Exercise brief: Exactly as given, restate each record that follows.

===

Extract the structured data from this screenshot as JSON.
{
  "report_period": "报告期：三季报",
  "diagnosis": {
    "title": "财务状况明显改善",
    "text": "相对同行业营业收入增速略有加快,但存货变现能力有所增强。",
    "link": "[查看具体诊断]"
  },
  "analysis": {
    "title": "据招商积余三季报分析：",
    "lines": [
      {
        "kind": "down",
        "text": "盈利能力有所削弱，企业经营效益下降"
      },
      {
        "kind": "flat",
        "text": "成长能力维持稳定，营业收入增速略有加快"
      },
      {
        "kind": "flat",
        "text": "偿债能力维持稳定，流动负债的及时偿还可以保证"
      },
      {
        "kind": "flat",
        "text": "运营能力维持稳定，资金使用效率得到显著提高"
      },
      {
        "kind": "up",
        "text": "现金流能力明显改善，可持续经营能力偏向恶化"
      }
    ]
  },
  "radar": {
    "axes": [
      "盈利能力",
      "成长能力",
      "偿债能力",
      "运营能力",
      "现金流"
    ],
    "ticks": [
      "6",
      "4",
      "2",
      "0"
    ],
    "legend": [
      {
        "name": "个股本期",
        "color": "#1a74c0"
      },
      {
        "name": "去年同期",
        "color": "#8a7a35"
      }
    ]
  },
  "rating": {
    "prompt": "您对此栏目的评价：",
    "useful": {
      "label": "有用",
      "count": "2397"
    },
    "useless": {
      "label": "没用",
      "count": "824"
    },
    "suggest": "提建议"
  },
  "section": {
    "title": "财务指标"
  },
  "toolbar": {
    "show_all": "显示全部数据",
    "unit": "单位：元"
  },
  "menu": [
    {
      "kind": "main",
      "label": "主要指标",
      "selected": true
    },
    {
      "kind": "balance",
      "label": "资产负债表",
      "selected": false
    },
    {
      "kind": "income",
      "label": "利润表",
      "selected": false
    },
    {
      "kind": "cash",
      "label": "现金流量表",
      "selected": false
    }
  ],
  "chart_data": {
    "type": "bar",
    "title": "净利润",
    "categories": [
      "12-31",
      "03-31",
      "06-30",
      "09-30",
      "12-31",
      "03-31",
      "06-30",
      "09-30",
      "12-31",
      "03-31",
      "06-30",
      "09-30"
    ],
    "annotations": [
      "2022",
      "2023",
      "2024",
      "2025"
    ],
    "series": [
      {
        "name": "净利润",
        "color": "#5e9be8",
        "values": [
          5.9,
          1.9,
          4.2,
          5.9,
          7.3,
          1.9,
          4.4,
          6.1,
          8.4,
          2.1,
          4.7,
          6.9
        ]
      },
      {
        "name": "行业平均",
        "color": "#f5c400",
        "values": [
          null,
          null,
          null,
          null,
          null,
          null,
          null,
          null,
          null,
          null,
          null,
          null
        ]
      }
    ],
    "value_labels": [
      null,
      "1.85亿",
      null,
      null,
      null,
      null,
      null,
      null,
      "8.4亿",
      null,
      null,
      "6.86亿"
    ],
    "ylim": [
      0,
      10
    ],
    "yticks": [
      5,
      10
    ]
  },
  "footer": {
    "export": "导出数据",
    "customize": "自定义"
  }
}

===

Exercise answer:
Extract the structured data from this screenshot as JSON.
{
  "report_period": "报告期：三季报",
  "diagnosis": {
    "title": "财务状况明显改善",
    "text": "相对同行业营业收入增速略有加快,但存货变现能力有所增强。",
    "link": "[查看具体诊断]"
  },
  "analysis": {
    "title": "据招商积余三季报分析：",
    "lines": [
      {
        "kind": "down",
        "text": "盈利能力有所削弱，企业经营效益下降"
      },
      {
        "kind": "flat",
        "text": "成长能力维持稳定，营业收入增速略有加快"
      },
      {
        "kind": "flat",
        "text": "偿债能力维持稳定，流动负债的及时偿还可以保证"
      },
      {
        "kind": "flat",
        "text": "运营能力维持稳定，资金使用效率得到显著提高"
      },
      {
        "kind": "up",
        "text": "现金流能力明显改善，可持续经营能力偏向恶化"
      }
    ]
  },
  "radar": {
    "axes": [
      "盈利能力",
      "成长能力",
      "偿债能力",
      "运营能力",
      "现金流"
    ],
    "ticks": [
      "6",
      "4",
      "2",
      "0"
    ],
    "legend": [
      {
        "name": "个股本期",
        "color": "#1a74c0"
      },
      {
        "name": "去年同期",
        "color": "#8a7a35"
      }
    ]
  },
  "rating": {
    "prompt": "您对此栏目的评价：",
    "useful": {
      "label": "有用",
      "count": "2397"
    },
    "useless": {
      "label": "没用",
      "count": "824"
    },
    "suggest": "提建议"
  },
  "section": {
    "title": "财务指标"
  },
  "toolbar": {
    "show_all": "显示全部数据",
    "unit": "单位：元"
  },
  "menu": [
    {
      "kind": "main",
      "label": "主要指标",
      "selected": true
    },
    {
      "kind": "balance",
      "label": "资产负债表",
      "selected": false
    },
    {
      "kind": "income",
      "label": "利润表",
      "selected": false
    },
    {
      "kind": "cash",
      "label": "现金流量表",
      "selected": false
    }
  ],
  "chart_data": {
    "type": "bar",
    "title": "净利润",
    "categories": [
      "12-31",
      "03-31",
      "06-30",
      "09-30",
      "12-31",
      "03-31",
      "06-30",
      "09-30",
      "12-31",
      "03-31",
      "06-30",
      "09-30"
    ],
    "annotations": [
      "2022",
      "2023",
      "2024",
      "2025"
    ],
    "series": [
      {
        "name": "净利润",
        "color": "#5e9be8",
        "values": [
          5.9,
          1.9,
          4.2,
          5.9,
          7.3,
          1.9,
          4.4,
          6.1,
          8.4,
          2.1,
          4.7,
          6.9
        ]
      },
      {
        "name": "行业平均",
        "color": "#f5c400",
        "values": [
          null,
          null,
          null,
          null,
          null,
          null,
          null,
          null,
          null,
          null,
          null,
          null
        ]
      }
    ],
    "value_labels": [
      null,
      "1.85亿",
      null,
      null,
      null,
      null,
      null,
      null,
      "8.4亿",
      null,
      null,
      "6.86亿"
    ],
    "ylim": [
      0,
      10
    ],
    "yticks": [
      5,
      10
    ]
  },
  "footer": {
    "export": "导出数据",
    "customize": "自定义"
  }
}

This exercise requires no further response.